For Bavaria, World War I stands for 200,000 dead and many more maimed and traumatized men returning home. Starvation, discontent and economic decline are rife on the so-called “home front” as well. In November of 1918, Bavaria becomes the first German realm to overthrow its monarch. Bavaria becomes a People’s State, and then the sole Soviet Republic and Free State in Germany. The Revolution is led by a truly great Bavarian patriot, Kurt Eisner, a Jew from Berlin. After his assassination on February 21, 1919, the Revolution founders in violence and chaos. All that remains is the name Free State. Bavaria is the only German state to keep this name and turn it into something distinctive and exemplary for the new states after reunification. M
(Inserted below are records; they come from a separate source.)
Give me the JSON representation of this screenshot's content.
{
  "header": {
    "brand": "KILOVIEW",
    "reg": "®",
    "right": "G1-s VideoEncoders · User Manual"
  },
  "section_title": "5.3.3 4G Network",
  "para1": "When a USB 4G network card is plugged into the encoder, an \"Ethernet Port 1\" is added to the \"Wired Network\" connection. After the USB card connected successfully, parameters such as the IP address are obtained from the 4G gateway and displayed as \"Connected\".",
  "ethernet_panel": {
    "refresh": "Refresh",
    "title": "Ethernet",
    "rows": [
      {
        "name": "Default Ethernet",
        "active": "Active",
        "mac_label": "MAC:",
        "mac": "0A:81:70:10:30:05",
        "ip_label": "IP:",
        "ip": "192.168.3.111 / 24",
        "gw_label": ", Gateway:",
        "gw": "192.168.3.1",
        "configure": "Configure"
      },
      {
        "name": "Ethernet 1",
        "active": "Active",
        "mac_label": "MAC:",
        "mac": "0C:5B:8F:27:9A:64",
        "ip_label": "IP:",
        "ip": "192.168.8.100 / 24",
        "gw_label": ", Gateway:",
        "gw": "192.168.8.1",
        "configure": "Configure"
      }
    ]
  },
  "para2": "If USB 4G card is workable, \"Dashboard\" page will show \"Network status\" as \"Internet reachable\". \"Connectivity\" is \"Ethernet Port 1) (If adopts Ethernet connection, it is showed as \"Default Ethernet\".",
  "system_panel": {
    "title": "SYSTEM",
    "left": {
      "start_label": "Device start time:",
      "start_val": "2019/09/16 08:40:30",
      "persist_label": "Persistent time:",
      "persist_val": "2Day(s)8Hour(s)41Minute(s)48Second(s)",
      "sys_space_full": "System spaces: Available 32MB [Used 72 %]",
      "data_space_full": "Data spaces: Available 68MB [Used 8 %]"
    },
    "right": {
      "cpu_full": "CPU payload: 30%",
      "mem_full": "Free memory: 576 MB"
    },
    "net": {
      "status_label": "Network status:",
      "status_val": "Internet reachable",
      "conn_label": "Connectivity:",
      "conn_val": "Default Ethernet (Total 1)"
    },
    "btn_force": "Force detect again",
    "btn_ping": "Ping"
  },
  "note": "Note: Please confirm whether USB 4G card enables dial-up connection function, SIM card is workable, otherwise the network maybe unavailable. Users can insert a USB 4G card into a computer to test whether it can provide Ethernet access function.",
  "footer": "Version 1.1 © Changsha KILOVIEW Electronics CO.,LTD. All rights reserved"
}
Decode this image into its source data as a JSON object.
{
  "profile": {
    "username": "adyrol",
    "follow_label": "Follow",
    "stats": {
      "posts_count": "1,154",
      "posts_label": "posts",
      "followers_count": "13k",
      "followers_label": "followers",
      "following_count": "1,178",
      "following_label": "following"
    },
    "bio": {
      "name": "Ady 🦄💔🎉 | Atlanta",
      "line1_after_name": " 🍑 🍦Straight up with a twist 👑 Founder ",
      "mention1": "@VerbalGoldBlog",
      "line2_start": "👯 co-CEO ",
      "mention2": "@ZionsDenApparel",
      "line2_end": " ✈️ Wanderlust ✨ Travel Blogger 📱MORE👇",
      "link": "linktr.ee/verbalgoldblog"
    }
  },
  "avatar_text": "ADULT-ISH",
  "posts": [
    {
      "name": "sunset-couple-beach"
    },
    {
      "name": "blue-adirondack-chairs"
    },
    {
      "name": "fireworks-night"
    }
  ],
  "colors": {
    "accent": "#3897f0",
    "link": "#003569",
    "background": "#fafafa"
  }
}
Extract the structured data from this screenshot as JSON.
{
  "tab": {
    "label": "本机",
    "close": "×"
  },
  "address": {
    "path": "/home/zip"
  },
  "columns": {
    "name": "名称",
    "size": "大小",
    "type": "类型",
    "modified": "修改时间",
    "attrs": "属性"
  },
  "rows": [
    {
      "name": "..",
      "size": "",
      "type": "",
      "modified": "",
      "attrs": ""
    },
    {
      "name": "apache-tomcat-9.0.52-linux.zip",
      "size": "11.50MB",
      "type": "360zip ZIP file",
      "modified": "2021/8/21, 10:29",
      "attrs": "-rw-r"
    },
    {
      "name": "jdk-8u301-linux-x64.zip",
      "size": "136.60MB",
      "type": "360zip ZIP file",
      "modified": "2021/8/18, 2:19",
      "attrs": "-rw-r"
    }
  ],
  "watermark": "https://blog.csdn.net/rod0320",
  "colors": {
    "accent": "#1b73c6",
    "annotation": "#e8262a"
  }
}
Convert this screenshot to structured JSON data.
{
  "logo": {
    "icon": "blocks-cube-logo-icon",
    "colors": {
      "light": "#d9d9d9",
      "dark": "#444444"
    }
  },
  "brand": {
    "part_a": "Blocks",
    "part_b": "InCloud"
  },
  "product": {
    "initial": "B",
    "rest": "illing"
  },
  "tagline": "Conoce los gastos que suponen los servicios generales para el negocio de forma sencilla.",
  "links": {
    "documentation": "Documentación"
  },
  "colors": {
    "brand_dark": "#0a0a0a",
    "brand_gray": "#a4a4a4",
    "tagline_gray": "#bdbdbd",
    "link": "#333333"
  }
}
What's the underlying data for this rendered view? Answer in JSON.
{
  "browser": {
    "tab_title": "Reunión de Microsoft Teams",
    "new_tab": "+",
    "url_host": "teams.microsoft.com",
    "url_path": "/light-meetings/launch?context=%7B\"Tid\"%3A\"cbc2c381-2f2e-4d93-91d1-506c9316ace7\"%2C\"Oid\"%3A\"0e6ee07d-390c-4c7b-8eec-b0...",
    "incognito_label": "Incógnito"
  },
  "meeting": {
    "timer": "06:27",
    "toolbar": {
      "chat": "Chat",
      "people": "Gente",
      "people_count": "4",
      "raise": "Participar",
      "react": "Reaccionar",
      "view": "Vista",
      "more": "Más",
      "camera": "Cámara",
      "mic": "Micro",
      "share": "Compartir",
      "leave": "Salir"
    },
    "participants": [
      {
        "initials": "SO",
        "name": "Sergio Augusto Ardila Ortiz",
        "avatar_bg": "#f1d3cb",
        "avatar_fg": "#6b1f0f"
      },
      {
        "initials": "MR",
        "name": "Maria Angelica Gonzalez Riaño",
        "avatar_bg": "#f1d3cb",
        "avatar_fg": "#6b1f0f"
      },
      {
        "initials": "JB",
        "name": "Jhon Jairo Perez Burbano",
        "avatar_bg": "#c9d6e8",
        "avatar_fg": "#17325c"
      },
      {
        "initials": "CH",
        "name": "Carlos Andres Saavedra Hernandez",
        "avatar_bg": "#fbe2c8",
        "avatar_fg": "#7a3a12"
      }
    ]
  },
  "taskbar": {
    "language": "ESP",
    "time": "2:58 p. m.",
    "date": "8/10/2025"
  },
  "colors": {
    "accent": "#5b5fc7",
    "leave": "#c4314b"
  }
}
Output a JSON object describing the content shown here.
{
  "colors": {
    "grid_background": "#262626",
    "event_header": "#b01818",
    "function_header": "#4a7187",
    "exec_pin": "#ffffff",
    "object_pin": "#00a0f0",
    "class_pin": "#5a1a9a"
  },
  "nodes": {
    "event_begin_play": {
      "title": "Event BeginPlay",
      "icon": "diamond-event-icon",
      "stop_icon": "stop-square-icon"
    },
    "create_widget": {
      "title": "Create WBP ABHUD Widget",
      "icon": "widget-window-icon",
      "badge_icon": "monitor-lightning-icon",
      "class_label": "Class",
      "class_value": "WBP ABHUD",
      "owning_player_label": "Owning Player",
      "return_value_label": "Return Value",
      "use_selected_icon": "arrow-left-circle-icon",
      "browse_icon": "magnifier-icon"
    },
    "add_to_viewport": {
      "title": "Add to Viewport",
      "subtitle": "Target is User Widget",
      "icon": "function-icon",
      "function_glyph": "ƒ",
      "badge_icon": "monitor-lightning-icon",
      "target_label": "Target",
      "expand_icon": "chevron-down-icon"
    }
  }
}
Modernizing approaches and liberal tendencies are clearly perceptible in the 1920s: Karl Valentin experiments with silent and sound film early on and had established an “artificial light studio for cinematography” in 1912, albeit without commercial success. Film pioneers such as Peter Ostermayr, who founded Bavaria Film in 1909, make Munich a prestigious center of the film industry.